What is required:
Please repeat the records beneath this task exactly as they appear, but skip the images.

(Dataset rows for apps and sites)
--- --- ---

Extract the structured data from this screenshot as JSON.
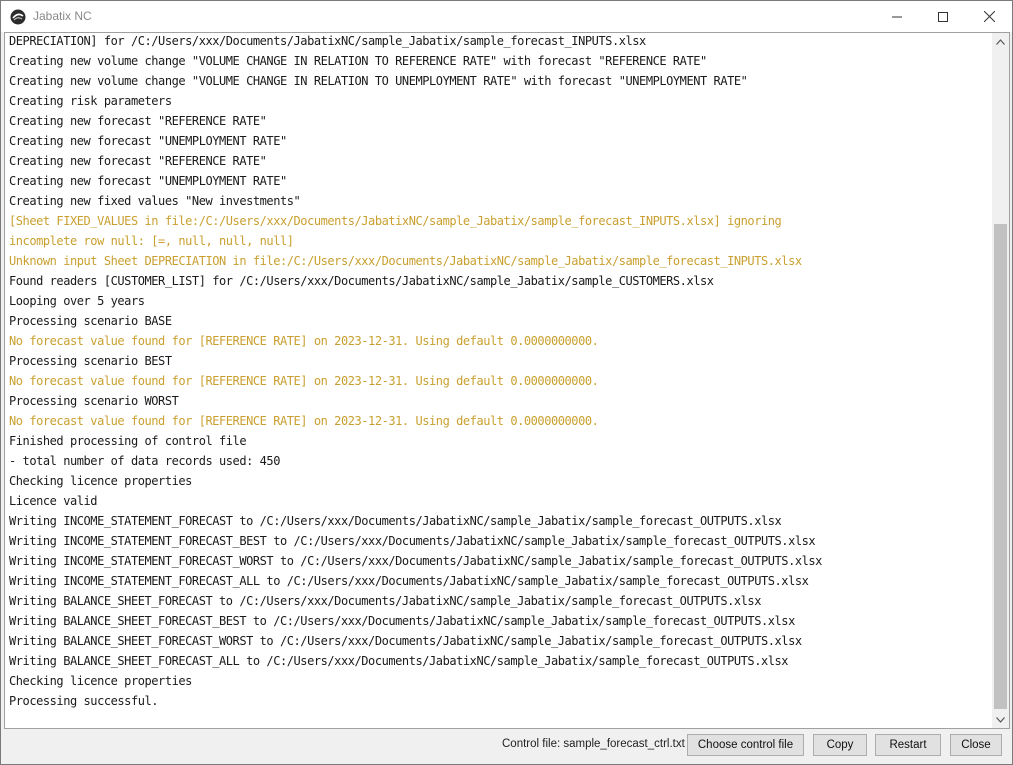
{
  "window": {
    "title": "Jabatix NC"
  },
  "log": {
    "lines": [
      {
        "text": "DEPRECIATION] for /C:/Users/xxx/Documents/JabatixNC/sample_Jabatix/sample_forecast_INPUTS.xlsx",
        "level": "info"
      },
      {
        "text": "Creating new volume change \"VOLUME CHANGE IN RELATION TO REFERENCE RATE\" with forecast \"REFERENCE RATE\"",
        "level": "info"
      },
      {
        "text": "Creating new volume change \"VOLUME CHANGE IN RELATION TO UNEMPLOYMENT RATE\" with forecast \"UNEMPLOYMENT RATE\"",
        "level": "info"
      },
      {
        "text": "Creating risk parameters",
        "level": "info"
      },
      {
        "text": "Creating new forecast \"REFERENCE RATE\"",
        "level": "info"
      },
      {
        "text": "Creating new forecast \"UNEMPLOYMENT RATE\"",
        "level": "info"
      },
      {
        "text": "Creating new forecast \"REFERENCE RATE\"",
        "level": "info"
      },
      {
        "text": "Creating new forecast \"UNEMPLOYMENT RATE\"",
        "level": "info"
      },
      {
        "text": "Creating new fixed values \"New investments\"",
        "level": "info"
      },
      {
        "text": "[Sheet FIXED_VALUES in file:/C:/Users/xxx/Documents/JabatixNC/sample_Jabatix/sample_forecast_INPUTS.xlsx] ignoring",
        "level": "warn"
      },
      {
        "text": "incomplete row null: [=, null, null, null]",
        "level": "warn"
      },
      {
        "text": "Unknown input Sheet DEPRECIATION in file:/C:/Users/xxx/Documents/JabatixNC/sample_Jabatix/sample_forecast_INPUTS.xlsx",
        "level": "warn"
      },
      {
        "text": "Found readers [CUSTOMER_LIST] for /C:/Users/xxx/Documents/JabatixNC/sample_Jabatix/sample_CUSTOMERS.xlsx",
        "level": "info"
      },
      {
        "text": "Looping over 5 years",
        "level": "info"
      },
      {
        "text": "Processing scenario BASE",
        "level": "info"
      },
      {
        "text": "No forecast value found for [REFERENCE RATE] on 2023-12-31. Using default 0.0000000000.",
        "level": "warn"
      },
      {
        "text": "Processing scenario BEST",
        "level": "info"
      },
      {
        "text": "No forecast value found for [REFERENCE RATE] on 2023-12-31. Using default 0.0000000000.",
        "level": "warn"
      },
      {
        "text": "Processing scenario WORST",
        "level": "info"
      },
      {
        "text": "No forecast value found for [REFERENCE RATE] on 2023-12-31. Using default 0.0000000000.",
        "level": "warn"
      },
      {
        "text": "Finished processing of control file",
        "level": "info"
      },
      {
        "text": "- total number of data records used: 450",
        "level": "info"
      },
      {
        "text": "Checking licence properties",
        "level": "info"
      },
      {
        "text": "Licence valid",
        "level": "info"
      },
      {
        "text": "Writing INCOME_STATEMENT_FORECAST to /C:/Users/xxx/Documents/JabatixNC/sample_Jabatix/sample_forecast_OUTPUTS.xlsx",
        "level": "info"
      },
      {
        "text": "Writing INCOME_STATEMENT_FORECAST_BEST to /C:/Users/xxx/Documents/JabatixNC/sample_Jabatix/sample_forecast_OUTPUTS.xlsx",
        "level": "info"
      },
      {
        "text": "Writing INCOME_STATEMENT_FORECAST_WORST to /C:/Users/xxx/Documents/JabatixNC/sample_Jabatix/sample_forecast_OUTPUTS.xlsx",
        "level": "info"
      },
      {
        "text": "Writing INCOME_STATEMENT_FORECAST_ALL to /C:/Users/xxx/Documents/JabatixNC/sample_Jabatix/sample_forecast_OUTPUTS.xlsx",
        "level": "info"
      },
      {
        "text": "Writing BALANCE_SHEET_FORECAST to /C:/Users/xxx/Documents/JabatixNC/sample_Jabatix/sample_forecast_OUTPUTS.xlsx",
        "level": "info"
      },
      {
        "text": "Writing BALANCE_SHEET_FORECAST_BEST to /C:/Users/xxx/Documents/JabatixNC/sample_Jabatix/sample_forecast_OUTPUTS.xlsx",
        "level": "info"
      },
      {
        "text": "Writing BALANCE_SHEET_FORECAST_WORST to /C:/Users/xxx/Documents/JabatixNC/sample_Jabatix/sample_forecast_OUTPUTS.xlsx",
        "level": "info"
      },
      {
        "text": "Writing BALANCE_SHEET_FORECAST_ALL to /C:/Users/xxx/Documents/JabatixNC/sample_Jabatix/sample_forecast_OUTPUTS.xlsx",
        "level": "info"
      },
      {
        "text": "Checking licence properties",
        "level": "info"
      },
      {
        "text": "Processing successful.",
        "level": "info"
      }
    ]
  },
  "footer": {
    "control_file_label": "Control file: sample_forecast_ctrl.txt",
    "choose_label": "Choose control file",
    "copy_label": "Copy",
    "restart_label": "Restart",
    "close_label": "Close"
  },
  "colors": {
    "warn_text": "#c9a030",
    "info_text": "#1a1a1a"
  }
}
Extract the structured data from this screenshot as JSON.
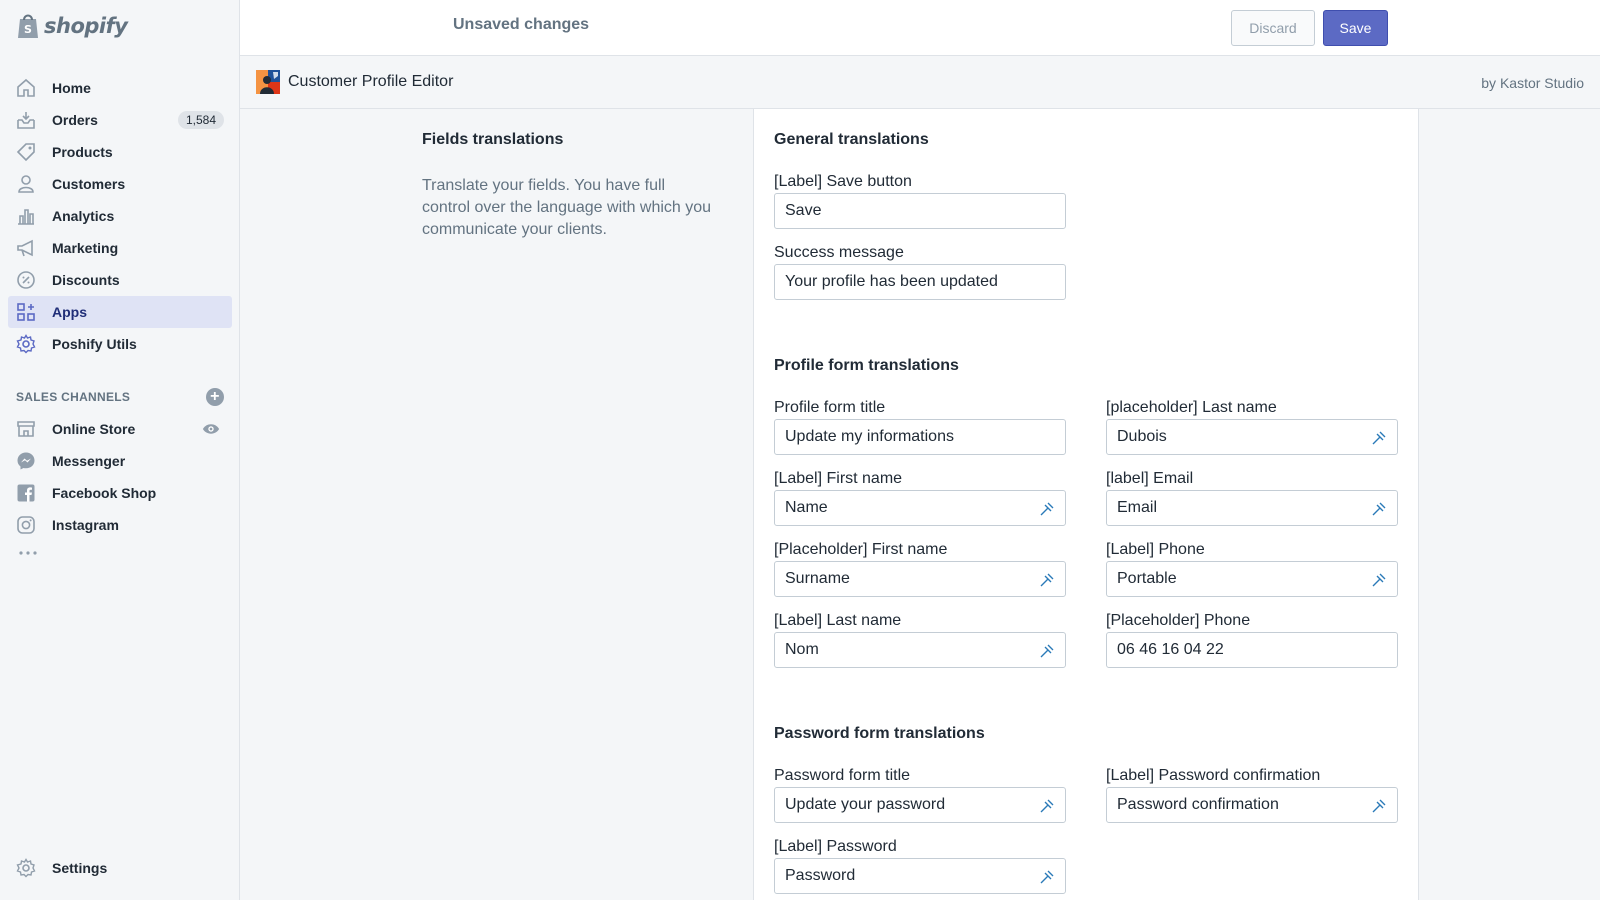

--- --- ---

Task solution:
Extract the structured data from this screenshot as JSON.
{
  "window": {
    "title": "Jabatix NC"
  },
  "log": {
    "lines": [
      {
        "text": "DEPRECIATION] for /C:/Users/xxx/Documents/JabatixNC/sample_Jabatix/sample_forecast_INPUTS.xlsx",
        "level": "info"
      },
      {
        "text": "Creating new volume change \"VOLUME CHANGE IN RELATION TO REFERENCE RATE\" with forecast \"REFERENCE RATE\"",
        "level": "info"
      },
      {
        "text": "Creating new volume change \"VOLUME CHANGE IN RELATION TO UNEMPLOYMENT RATE\" with forecast \"UNEMPLOYMENT RATE\"",
        "level": "info"
      },
      {
        "text": "Creating risk parameters",
        "level": "info"
      },
      {
        "text": "Creating new forecast \"REFERENCE RATE\"",
        "level": "info"
      },
      {
        "text": "Creating new forecast \"UNEMPLOYMENT RATE\"",
        "level": "info"
      },
      {
        "text": "Creating new forecast \"REFERENCE RATE\"",
        "level": "info"
      },
      {
        "text": "Creating new forecast \"UNEMPLOYMENT RATE\"",
        "level": "info"
      },
      {
        "text": "Creating new fixed values \"New investments\"",
        "level": "info"
      },
      {
        "text": "[Sheet FIXED_VALUES in file:/C:/Users/xxx/Documents/JabatixNC/sample_Jabatix/sample_forecast_INPUTS.xlsx] ignoring",
        "level": "warn"
      },
      {
        "text": "incomplete row null: [=, null, null, null]",
        "level": "warn"
      },
      {
        "text": "Unknown input Sheet DEPRECIATION in file:/C:/Users/xxx/Documents/JabatixNC/sample_Jabatix/sample_forecast_INPUTS.xlsx",
        "level": "warn"
      },
      {
        "text": "Found readers [CUSTOMER_LIST] for /C:/Users/xxx/Documents/JabatixNC/sample_Jabatix/sample_CUSTOMERS.xlsx",
        "level": "info"
      },
      {
        "text": "Looping over 5 years",
        "level": "info"
      },
      {
        "text": "Processing scenario BASE",
        "level": "info"
      },
      {
        "text": "No forecast value found for [REFERENCE RATE] on 2023-12-31. Using default 0.0000000000.",
        "level": "warn"
      },
      {
        "text": "Processing scenario BEST",
        "level": "info"
      },
      {
        "text": "No forecast value found for [REFERENCE RATE] on 2023-12-31. Using default 0.0000000000.",
        "level": "warn"
      },
      {
        "text": "Processing scenario WORST",
        "level": "info"
      },
      {
        "text": "No forecast value found for [REFERENCE RATE] on 2023-12-31. Using default 0.0000000000.",
        "level": "warn"
      },
      {
        "text": "Finished processing of control file",
        "level": "info"
      },
      {
        "text": "- total number of data records used: 450",
        "level": "info"
      },
      {
        "text": "Checking licence properties",
        "level": "info"
      },
      {
        "text": "Licence valid",
        "level": "info"
      },
      {
        "text": "Writing INCOME_STATEMENT_FORECAST to /C:/Users/xxx/Documents/JabatixNC/sample_Jabatix/sample_forecast_OUTPUTS.xlsx",
        "level": "info"
      },
      {
        "text": "Writing INCOME_STATEMENT_FORECAST_BEST to /C:/Users/xxx/Documents/JabatixNC/sample_Jabatix/sample_forecast_OUTPUTS.xlsx",
        "level": "info"
      },
      {
        "text": "Writing INCOME_STATEMENT_FORECAST_WORST to /C:/Users/xxx/Documents/JabatixNC/sample_Jabatix/sample_forecast_OUTPUTS.xlsx",
        "level": "info"
      },
      {
        "text": "Writing INCOME_STATEMENT_FORECAST_ALL to /C:/Users/xxx/Documents/JabatixNC/sample_Jabatix/sample_forecast_OUTPUTS.xlsx",
        "level": "info"
      },
      {
        "text": "Writing BALANCE_SHEET_FORECAST to /C:/Users/xxx/Documents/JabatixNC/sample_Jabatix/sample_forecast_OUTPUTS.xlsx",
        "level": "info"
      },
      {
        "text": "Writing BALANCE_SHEET_FORECAST_BEST to /C:/Users/xxx/Documents/JabatixNC/sample_Jabatix/sample_forecast_OUTPUTS.xlsx",
        "level": "info"
      },
      {
        "text": "Writing BALANCE_SHEET_FORECAST_WORST to /C:/Users/xxx/Documents/JabatixNC/sample_Jabatix/sample_forecast_OUTPUTS.xlsx",
        "level": "info"
      },
      {
        "text": "Writing BALANCE_SHEET_FORECAST_ALL to /C:/Users/xxx/Documents/JabatixNC/sample_Jabatix/sample_forecast_OUTPUTS.xlsx",
        "level": "info"
      },
      {
        "text": "Checking licence properties",
        "level": "info"
      },
      {
        "text": "Processing successful.",
        "level": "info"
      }
    ]
  },
  "footer": {
    "control_file_label": "Control file: sample_forecast_ctrl.txt",
    "choose_label": "Choose control file",
    "copy_label": "Copy",
    "restart_label": "Restart",
    "close_label": "Close"
  },
  "colors": {
    "warn_text": "#c9a030",
    "info_text": "#1a1a1a"
  }
}
Extract the structured data from this screenshot as JSON.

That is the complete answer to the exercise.